Copy every line in the records below that contains the word "name".

[Excerpts from an interface dataset]
:::::

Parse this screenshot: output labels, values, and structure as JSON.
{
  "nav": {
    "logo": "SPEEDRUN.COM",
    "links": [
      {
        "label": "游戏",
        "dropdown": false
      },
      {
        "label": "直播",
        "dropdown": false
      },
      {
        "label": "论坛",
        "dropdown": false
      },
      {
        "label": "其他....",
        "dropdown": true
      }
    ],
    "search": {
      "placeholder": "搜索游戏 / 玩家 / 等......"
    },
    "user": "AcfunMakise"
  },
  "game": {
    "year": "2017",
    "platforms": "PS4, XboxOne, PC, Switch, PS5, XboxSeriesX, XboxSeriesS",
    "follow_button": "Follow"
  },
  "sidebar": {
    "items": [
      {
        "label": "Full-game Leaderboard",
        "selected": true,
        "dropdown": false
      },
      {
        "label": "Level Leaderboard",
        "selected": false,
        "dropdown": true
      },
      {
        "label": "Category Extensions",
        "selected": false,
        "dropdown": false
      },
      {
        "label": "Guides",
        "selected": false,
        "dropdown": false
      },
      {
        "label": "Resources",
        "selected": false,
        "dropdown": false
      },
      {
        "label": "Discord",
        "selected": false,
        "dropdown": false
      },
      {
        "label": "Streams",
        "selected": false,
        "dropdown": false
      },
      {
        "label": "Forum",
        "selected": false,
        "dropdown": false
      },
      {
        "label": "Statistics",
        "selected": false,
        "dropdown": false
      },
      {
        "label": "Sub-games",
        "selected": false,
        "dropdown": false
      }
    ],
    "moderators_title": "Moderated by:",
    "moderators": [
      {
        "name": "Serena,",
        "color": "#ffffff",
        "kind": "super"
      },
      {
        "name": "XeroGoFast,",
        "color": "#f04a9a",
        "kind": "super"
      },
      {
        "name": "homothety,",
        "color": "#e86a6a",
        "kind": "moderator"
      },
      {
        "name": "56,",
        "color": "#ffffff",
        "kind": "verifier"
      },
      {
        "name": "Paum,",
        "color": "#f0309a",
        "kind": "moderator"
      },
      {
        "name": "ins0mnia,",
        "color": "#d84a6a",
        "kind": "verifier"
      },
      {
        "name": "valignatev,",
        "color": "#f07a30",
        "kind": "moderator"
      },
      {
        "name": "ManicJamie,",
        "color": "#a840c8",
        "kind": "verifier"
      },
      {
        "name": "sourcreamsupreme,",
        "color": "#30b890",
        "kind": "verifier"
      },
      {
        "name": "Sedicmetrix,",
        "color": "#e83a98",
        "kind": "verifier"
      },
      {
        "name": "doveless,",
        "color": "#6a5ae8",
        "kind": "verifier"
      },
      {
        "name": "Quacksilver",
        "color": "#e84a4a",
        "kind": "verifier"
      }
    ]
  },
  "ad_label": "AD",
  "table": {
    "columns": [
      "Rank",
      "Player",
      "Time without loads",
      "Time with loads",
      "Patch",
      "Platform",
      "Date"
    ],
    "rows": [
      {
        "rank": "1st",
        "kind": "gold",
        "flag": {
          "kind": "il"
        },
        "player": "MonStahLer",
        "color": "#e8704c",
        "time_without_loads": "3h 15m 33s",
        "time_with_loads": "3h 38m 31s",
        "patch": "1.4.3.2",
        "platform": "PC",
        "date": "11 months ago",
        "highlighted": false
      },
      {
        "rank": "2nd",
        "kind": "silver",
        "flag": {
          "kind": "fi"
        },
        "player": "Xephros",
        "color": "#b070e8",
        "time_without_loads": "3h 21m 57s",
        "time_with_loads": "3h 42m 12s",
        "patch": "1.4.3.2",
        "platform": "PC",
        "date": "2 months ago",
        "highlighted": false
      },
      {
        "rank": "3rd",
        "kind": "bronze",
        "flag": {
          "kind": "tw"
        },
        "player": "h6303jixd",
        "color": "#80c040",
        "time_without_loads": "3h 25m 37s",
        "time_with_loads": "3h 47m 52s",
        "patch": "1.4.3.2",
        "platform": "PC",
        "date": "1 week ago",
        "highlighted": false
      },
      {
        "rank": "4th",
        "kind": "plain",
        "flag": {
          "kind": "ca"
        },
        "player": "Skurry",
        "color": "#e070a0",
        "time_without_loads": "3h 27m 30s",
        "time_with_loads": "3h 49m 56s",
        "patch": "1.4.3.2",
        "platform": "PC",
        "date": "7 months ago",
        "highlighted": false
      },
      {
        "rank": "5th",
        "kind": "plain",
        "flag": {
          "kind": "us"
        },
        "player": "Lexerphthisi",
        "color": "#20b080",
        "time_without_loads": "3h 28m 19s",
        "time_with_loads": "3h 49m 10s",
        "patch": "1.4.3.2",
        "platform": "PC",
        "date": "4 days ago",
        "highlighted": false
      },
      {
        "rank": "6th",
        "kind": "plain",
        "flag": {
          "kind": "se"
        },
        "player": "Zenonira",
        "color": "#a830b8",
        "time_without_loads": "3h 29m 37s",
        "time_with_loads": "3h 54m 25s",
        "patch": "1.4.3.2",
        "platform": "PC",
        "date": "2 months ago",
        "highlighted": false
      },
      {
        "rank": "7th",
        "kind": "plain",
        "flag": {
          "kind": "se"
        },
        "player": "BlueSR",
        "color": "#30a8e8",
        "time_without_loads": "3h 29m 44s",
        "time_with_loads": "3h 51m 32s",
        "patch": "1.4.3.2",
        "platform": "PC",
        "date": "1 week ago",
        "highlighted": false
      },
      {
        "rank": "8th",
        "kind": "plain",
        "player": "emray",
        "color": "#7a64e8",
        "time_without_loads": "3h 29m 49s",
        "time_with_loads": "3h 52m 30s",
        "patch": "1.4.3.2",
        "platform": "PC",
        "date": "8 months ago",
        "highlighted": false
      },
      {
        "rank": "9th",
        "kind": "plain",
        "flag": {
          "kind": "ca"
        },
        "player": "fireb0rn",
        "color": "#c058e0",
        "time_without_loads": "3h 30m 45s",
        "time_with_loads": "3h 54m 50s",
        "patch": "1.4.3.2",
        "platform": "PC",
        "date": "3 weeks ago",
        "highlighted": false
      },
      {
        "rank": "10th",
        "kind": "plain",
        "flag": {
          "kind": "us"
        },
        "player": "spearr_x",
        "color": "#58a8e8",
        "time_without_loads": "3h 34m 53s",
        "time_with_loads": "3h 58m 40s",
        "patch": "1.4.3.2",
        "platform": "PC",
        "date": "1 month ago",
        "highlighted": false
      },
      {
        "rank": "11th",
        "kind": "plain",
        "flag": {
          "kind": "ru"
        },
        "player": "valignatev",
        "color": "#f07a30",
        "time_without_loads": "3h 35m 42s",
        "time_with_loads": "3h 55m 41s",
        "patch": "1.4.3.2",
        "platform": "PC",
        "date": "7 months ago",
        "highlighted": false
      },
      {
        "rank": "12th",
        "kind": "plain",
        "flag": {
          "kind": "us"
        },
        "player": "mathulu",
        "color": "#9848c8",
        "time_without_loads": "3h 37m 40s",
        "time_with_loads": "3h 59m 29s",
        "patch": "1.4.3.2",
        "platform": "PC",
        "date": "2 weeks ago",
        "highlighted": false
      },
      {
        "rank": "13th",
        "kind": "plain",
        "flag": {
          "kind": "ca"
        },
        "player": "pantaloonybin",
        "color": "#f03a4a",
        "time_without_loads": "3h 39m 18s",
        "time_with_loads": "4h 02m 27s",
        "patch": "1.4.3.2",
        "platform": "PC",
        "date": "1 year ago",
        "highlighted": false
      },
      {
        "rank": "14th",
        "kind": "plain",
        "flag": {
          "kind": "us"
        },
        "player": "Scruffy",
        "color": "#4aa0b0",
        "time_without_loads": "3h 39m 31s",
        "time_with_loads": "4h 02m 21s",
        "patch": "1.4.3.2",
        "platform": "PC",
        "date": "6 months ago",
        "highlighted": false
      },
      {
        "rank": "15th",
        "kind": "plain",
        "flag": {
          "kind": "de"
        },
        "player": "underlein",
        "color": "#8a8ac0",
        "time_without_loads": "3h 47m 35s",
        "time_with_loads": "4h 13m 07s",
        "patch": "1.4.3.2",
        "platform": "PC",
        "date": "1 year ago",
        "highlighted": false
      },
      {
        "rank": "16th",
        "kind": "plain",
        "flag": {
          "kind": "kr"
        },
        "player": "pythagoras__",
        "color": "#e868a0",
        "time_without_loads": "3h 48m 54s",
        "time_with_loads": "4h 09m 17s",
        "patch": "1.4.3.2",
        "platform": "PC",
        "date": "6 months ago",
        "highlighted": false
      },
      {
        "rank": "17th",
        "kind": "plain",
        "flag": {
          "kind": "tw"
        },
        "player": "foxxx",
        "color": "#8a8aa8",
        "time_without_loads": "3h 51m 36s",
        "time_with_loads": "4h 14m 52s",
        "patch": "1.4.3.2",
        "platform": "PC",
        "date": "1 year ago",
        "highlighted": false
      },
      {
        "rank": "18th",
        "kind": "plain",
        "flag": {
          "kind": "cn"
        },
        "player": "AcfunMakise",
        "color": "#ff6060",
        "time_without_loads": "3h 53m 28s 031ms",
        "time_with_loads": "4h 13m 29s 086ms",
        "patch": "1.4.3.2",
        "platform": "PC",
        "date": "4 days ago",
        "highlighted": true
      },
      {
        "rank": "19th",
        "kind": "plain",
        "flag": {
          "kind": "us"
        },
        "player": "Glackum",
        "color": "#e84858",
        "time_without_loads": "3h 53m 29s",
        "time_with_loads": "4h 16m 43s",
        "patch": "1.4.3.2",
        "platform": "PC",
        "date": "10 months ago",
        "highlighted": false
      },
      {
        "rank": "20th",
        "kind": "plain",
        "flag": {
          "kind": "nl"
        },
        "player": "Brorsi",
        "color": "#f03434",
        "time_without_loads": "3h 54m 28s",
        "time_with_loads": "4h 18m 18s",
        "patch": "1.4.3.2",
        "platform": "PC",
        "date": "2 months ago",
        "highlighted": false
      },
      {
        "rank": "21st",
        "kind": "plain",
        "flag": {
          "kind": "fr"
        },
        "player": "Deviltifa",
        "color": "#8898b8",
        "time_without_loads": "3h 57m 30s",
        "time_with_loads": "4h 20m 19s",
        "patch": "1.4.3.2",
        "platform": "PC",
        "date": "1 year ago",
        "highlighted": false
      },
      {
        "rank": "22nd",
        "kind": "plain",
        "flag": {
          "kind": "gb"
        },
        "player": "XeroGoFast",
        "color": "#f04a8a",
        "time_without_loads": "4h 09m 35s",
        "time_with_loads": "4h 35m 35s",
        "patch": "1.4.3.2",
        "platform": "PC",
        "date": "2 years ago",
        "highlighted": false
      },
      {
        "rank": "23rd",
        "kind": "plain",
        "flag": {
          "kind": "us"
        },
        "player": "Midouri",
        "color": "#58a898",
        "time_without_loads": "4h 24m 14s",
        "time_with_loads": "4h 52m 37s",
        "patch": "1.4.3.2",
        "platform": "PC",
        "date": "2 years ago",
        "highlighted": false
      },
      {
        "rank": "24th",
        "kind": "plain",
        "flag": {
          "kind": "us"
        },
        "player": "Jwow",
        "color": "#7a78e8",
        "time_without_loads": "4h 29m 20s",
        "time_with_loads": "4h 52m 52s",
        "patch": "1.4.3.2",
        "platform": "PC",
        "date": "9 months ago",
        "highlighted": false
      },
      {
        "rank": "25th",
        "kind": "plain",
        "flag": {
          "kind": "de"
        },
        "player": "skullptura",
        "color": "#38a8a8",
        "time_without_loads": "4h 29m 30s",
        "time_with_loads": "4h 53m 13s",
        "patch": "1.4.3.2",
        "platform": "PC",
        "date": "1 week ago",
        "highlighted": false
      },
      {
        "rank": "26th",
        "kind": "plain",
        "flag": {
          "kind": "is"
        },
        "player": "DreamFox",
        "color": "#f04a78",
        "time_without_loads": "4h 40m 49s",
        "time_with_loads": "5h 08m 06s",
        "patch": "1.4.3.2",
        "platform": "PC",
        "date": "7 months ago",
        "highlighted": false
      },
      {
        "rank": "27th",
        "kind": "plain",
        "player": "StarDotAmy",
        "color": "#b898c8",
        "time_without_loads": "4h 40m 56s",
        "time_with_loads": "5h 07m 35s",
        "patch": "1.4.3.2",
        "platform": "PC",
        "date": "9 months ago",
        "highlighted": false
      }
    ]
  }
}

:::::

Solution
        "name": "Serena,",
        "name": "XeroGoFast,",
        "name": "homothety,",
        "name": "56,",
        "name": "Paum,",
        "name": "ins0mnia,",
        "name": "valignatev,",
        "name": "ManicJamie,",
        "name": "sourcreamsupreme,",
        "name": "Sedicmetrix,",
        "name": "doveless,",
        "name": "Quacksilver",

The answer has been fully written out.